[Element data from apps and pages]
·····

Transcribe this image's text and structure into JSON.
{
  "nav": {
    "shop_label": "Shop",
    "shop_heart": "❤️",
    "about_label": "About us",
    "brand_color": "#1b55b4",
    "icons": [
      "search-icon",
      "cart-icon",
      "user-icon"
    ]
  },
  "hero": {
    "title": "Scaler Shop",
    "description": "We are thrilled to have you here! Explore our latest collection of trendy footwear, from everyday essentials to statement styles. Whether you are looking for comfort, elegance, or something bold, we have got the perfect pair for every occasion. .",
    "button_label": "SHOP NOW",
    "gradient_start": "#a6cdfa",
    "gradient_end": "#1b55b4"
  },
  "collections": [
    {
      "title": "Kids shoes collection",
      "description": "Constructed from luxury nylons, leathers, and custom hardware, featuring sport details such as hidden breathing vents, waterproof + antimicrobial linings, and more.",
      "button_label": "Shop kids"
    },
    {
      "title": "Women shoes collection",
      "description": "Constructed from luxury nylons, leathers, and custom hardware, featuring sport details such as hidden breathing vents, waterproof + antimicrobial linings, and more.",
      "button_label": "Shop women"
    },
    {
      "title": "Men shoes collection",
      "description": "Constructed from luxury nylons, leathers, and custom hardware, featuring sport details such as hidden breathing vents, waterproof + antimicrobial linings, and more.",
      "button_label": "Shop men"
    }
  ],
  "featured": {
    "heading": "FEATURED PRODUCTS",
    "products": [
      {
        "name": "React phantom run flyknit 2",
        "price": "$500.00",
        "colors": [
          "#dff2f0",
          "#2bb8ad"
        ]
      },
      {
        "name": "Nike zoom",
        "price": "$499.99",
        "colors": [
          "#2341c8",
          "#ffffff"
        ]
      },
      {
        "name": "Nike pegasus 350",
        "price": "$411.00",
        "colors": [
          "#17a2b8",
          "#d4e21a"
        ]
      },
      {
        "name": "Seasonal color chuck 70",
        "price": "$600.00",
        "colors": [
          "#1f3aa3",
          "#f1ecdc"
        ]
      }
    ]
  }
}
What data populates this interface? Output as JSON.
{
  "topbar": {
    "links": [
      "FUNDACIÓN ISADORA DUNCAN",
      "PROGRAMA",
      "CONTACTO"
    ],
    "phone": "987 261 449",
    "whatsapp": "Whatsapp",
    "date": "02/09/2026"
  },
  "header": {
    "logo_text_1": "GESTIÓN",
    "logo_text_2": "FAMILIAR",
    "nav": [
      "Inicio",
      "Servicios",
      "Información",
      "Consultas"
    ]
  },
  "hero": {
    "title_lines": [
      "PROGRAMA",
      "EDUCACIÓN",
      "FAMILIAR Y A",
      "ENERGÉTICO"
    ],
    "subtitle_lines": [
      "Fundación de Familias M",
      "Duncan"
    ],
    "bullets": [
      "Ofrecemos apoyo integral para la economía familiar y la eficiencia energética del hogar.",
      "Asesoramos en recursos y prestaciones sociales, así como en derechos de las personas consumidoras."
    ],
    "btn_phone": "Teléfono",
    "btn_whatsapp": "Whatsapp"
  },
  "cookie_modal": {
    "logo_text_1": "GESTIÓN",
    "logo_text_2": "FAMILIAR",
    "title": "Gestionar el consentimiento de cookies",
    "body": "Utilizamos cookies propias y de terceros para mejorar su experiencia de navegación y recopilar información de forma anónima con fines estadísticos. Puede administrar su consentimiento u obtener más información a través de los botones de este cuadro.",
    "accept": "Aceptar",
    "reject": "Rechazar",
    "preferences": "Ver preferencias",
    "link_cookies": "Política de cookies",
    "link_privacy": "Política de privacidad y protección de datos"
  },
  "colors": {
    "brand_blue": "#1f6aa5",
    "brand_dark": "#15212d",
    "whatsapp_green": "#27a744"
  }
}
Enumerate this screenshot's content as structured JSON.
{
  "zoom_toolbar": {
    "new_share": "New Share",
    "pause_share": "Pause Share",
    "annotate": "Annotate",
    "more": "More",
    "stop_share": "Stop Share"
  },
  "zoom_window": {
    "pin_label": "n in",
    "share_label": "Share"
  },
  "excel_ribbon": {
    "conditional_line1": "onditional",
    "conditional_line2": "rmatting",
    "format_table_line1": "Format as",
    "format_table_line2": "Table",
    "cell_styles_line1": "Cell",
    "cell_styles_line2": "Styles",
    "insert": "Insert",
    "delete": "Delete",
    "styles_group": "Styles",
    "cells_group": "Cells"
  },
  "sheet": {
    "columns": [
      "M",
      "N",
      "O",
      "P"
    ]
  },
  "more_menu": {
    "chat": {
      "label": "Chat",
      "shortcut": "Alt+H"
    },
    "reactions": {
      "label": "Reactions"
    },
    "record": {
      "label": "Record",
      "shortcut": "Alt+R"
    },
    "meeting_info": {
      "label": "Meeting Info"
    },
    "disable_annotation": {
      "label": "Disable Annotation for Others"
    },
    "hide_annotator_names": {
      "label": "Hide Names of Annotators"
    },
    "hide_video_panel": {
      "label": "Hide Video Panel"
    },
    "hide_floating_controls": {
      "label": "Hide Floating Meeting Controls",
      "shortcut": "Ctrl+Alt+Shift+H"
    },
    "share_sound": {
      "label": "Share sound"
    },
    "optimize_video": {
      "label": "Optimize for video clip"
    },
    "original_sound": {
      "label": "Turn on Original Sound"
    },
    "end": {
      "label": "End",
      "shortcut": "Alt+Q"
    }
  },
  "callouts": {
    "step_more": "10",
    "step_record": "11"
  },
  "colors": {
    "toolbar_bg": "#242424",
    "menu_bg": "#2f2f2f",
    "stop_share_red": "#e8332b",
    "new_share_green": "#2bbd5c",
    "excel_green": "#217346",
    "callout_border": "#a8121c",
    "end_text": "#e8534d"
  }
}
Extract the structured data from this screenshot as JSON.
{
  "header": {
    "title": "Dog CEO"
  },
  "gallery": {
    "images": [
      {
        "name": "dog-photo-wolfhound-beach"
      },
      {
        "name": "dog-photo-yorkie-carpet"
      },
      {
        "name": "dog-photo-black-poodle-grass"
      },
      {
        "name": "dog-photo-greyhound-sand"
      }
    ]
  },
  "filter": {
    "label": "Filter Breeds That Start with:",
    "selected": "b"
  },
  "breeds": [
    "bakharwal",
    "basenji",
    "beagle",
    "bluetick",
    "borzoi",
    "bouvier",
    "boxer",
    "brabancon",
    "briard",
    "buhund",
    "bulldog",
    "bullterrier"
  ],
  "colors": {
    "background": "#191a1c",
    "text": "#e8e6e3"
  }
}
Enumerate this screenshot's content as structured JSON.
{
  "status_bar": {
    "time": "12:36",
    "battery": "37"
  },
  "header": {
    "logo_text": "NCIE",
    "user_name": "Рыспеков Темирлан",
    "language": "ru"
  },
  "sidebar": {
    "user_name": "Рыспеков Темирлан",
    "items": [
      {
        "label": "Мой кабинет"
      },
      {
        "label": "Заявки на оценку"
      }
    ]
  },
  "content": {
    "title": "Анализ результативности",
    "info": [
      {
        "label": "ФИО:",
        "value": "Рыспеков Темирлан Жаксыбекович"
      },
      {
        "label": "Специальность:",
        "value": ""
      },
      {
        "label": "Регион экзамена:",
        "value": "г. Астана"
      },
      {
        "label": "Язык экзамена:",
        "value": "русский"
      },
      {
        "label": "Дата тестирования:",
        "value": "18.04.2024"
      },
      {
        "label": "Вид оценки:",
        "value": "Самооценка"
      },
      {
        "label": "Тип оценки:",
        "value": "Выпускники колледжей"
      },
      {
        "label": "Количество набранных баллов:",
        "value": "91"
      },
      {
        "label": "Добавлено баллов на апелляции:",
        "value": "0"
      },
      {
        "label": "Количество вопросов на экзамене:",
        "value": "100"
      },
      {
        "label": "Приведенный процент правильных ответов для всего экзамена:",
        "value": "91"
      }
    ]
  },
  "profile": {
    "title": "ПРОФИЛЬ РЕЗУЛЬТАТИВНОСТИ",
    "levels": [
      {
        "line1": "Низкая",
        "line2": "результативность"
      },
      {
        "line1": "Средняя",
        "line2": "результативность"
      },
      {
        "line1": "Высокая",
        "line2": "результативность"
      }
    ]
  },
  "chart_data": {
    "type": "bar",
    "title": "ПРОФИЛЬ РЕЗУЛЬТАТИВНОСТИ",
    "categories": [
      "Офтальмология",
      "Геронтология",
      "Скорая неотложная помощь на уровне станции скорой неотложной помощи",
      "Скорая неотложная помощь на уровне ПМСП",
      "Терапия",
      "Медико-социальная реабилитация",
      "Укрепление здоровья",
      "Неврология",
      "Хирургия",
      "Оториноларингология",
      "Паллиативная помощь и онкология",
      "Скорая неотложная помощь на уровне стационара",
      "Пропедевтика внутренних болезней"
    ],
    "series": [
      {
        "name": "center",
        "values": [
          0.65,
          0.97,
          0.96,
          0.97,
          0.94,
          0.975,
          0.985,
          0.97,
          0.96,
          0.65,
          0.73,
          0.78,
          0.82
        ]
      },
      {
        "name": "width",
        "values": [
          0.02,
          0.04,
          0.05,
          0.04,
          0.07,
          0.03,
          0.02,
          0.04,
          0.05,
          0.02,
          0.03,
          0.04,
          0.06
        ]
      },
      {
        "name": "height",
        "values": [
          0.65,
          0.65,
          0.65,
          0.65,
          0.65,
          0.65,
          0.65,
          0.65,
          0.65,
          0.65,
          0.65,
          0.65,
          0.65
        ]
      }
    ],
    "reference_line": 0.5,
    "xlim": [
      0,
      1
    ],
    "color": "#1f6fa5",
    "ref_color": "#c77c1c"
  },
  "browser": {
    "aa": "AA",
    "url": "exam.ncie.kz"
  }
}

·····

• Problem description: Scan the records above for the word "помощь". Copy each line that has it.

• Final answer:
      "Скорая неотложная помощь на уровне станции скорой неотложной помощи",
      "Скорая неотложная помощь на уровне ПМСП",
      "Паллиативная помощь и онкология",
      "Скорая неотложная помощь на уровне стационара",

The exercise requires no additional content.